DATA SUPPLIED>
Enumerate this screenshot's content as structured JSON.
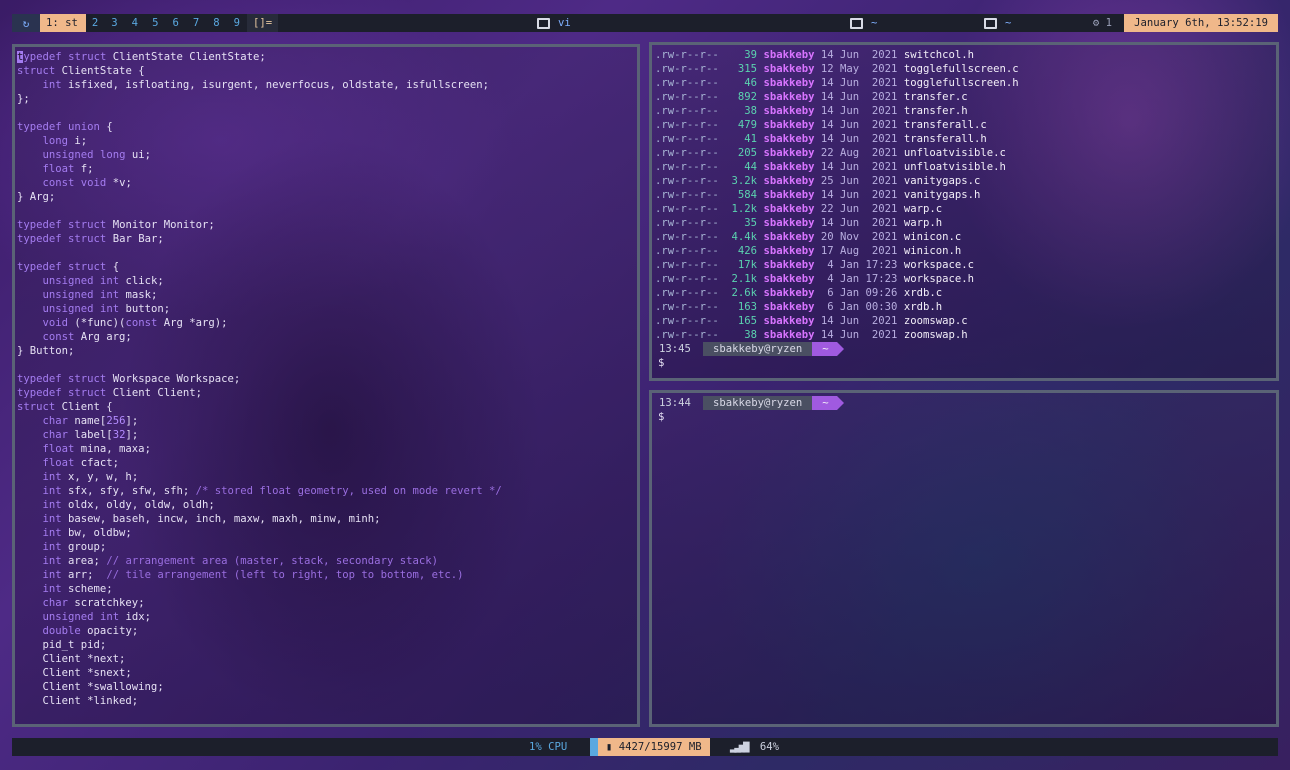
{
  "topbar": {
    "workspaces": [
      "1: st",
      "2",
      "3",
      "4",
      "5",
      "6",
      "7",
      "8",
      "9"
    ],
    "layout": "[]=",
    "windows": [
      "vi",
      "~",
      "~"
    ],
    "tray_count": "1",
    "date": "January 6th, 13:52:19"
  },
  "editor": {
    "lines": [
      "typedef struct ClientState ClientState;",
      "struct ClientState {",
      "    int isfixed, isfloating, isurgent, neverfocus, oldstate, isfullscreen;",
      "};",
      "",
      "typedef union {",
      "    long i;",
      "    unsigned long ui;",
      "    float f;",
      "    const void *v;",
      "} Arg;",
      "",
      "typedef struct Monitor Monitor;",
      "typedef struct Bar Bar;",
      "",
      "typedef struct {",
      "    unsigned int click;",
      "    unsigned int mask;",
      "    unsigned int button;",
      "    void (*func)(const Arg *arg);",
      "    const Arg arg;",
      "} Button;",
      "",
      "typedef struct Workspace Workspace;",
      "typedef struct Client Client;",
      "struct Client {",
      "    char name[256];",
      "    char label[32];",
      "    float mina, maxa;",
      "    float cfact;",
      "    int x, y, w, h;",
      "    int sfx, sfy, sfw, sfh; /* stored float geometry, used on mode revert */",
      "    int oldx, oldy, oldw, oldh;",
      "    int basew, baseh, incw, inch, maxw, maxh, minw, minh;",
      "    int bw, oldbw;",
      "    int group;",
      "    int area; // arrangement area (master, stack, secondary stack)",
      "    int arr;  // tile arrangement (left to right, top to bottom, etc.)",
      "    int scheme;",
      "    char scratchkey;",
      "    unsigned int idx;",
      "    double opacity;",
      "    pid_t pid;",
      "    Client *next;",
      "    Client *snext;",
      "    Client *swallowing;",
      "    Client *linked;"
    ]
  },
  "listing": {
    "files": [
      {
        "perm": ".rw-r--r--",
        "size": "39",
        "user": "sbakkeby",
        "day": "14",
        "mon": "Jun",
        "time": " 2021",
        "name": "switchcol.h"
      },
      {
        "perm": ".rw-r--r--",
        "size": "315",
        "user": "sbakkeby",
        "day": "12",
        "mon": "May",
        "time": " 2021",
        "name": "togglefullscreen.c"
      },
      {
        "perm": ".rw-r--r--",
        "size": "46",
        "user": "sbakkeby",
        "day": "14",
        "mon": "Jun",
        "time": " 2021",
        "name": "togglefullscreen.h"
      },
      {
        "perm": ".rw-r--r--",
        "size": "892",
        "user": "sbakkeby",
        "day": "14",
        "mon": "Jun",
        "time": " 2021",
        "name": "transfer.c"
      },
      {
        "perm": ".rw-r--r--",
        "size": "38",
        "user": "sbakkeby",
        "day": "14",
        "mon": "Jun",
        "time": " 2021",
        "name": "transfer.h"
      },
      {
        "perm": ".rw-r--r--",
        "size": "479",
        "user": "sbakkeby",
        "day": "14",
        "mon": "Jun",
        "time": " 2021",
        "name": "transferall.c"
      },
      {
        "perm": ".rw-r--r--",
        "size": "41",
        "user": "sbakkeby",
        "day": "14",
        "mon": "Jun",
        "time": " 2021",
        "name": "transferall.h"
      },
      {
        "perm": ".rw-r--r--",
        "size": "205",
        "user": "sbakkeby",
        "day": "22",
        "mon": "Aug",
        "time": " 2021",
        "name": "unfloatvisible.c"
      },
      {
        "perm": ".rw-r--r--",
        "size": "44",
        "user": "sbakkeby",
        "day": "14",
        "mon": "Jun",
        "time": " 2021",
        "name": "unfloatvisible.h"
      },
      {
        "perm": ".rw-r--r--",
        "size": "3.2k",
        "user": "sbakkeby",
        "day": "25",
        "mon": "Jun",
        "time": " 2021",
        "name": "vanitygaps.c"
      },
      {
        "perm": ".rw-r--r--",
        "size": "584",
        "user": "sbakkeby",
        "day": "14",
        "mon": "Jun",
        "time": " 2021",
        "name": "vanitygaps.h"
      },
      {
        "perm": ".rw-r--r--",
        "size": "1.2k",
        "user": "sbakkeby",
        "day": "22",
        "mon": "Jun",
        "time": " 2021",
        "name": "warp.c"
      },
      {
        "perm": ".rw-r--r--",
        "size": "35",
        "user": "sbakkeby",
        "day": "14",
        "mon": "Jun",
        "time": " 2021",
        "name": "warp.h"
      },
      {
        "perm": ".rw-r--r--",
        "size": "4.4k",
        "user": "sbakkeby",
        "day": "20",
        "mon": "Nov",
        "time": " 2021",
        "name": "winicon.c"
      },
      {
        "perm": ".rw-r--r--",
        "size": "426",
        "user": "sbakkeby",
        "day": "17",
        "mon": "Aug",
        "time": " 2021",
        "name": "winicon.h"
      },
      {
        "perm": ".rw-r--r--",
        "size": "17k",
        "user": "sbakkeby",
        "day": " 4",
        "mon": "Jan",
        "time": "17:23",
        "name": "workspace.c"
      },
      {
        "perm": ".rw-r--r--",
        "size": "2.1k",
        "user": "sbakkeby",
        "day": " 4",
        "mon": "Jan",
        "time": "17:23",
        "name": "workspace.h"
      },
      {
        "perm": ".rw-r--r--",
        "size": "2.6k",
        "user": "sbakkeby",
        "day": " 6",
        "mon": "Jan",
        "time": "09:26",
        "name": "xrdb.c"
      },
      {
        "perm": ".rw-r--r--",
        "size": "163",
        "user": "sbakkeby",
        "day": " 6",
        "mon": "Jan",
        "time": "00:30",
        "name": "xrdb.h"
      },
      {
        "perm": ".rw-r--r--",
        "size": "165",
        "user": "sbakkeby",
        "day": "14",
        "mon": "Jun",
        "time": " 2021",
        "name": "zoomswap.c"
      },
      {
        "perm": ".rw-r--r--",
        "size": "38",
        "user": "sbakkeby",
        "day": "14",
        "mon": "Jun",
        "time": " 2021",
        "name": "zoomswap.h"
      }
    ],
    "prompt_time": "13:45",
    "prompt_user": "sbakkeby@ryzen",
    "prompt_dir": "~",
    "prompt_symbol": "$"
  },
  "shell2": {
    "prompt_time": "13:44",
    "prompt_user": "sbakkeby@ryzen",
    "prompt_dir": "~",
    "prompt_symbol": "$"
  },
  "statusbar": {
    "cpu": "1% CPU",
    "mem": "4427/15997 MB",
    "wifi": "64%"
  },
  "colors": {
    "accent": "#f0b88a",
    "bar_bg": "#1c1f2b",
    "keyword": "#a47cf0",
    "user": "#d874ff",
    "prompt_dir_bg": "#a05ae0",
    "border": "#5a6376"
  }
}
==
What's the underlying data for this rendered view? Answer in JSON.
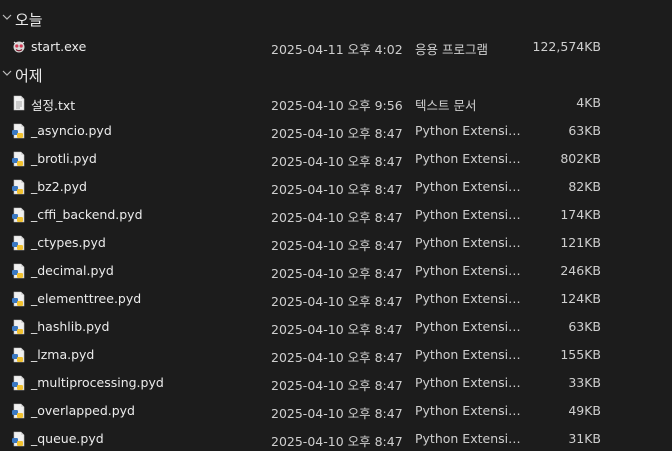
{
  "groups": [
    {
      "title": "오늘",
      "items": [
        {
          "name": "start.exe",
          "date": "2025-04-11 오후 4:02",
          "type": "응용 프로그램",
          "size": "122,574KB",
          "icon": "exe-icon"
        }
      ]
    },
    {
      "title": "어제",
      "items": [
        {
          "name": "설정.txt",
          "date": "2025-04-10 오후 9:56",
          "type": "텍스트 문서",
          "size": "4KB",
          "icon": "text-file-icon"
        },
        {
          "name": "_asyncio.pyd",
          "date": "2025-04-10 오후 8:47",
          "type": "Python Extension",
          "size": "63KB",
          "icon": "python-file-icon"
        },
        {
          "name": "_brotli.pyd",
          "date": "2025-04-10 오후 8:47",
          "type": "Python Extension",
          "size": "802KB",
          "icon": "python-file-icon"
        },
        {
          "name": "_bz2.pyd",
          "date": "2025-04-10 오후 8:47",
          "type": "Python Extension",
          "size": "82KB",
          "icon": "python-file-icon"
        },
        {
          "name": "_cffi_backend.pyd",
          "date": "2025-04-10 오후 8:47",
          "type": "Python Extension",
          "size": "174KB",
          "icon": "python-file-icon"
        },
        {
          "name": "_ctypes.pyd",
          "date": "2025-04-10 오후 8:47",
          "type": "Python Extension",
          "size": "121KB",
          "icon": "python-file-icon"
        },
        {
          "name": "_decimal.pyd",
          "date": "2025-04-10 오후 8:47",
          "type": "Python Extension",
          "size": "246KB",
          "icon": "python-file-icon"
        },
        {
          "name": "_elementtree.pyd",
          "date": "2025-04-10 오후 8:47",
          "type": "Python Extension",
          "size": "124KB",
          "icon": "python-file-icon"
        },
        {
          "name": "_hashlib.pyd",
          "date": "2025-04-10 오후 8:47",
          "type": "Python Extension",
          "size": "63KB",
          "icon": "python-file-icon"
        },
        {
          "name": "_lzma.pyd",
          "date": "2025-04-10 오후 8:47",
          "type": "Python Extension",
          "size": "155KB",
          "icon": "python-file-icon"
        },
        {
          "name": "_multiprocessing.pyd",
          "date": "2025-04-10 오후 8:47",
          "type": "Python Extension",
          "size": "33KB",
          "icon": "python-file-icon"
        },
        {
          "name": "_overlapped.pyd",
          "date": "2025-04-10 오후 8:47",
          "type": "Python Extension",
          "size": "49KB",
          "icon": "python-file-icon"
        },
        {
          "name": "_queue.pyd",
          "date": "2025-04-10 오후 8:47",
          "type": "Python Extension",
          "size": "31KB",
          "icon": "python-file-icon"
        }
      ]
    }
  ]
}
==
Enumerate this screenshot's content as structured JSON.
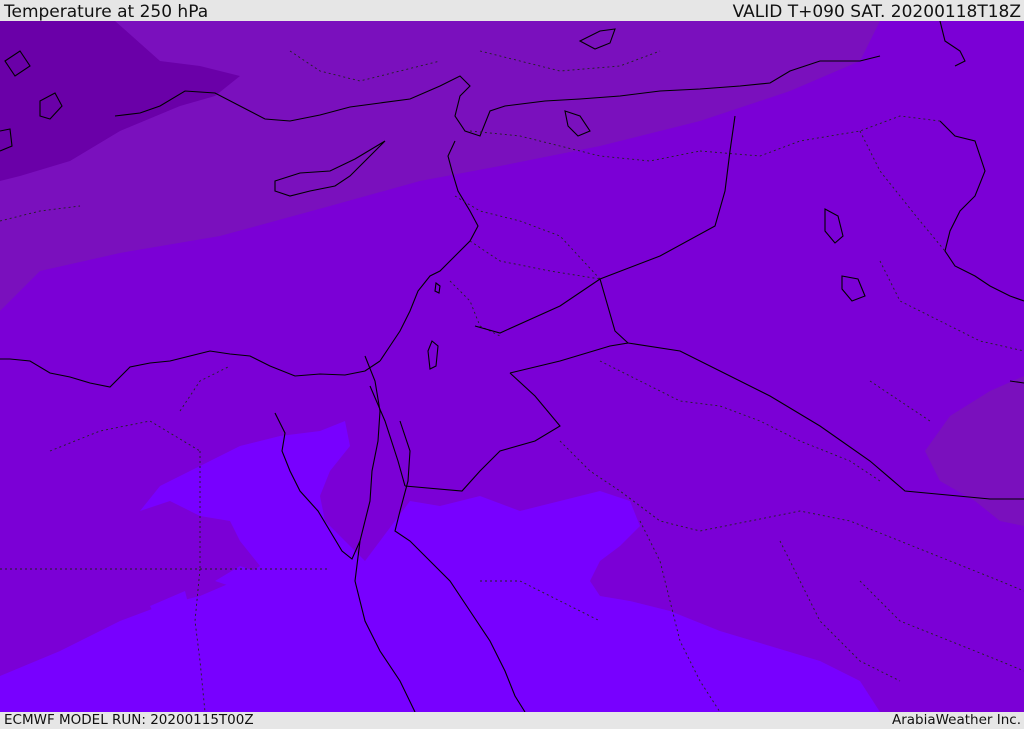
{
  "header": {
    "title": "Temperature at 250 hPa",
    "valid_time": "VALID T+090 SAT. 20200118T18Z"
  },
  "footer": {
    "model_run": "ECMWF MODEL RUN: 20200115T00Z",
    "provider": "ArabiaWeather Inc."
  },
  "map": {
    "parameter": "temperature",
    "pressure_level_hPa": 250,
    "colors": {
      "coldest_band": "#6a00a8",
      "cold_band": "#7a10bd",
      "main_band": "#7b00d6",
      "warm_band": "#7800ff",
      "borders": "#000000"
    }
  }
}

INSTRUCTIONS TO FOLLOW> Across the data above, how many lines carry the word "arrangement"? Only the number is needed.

RESPONSE> 2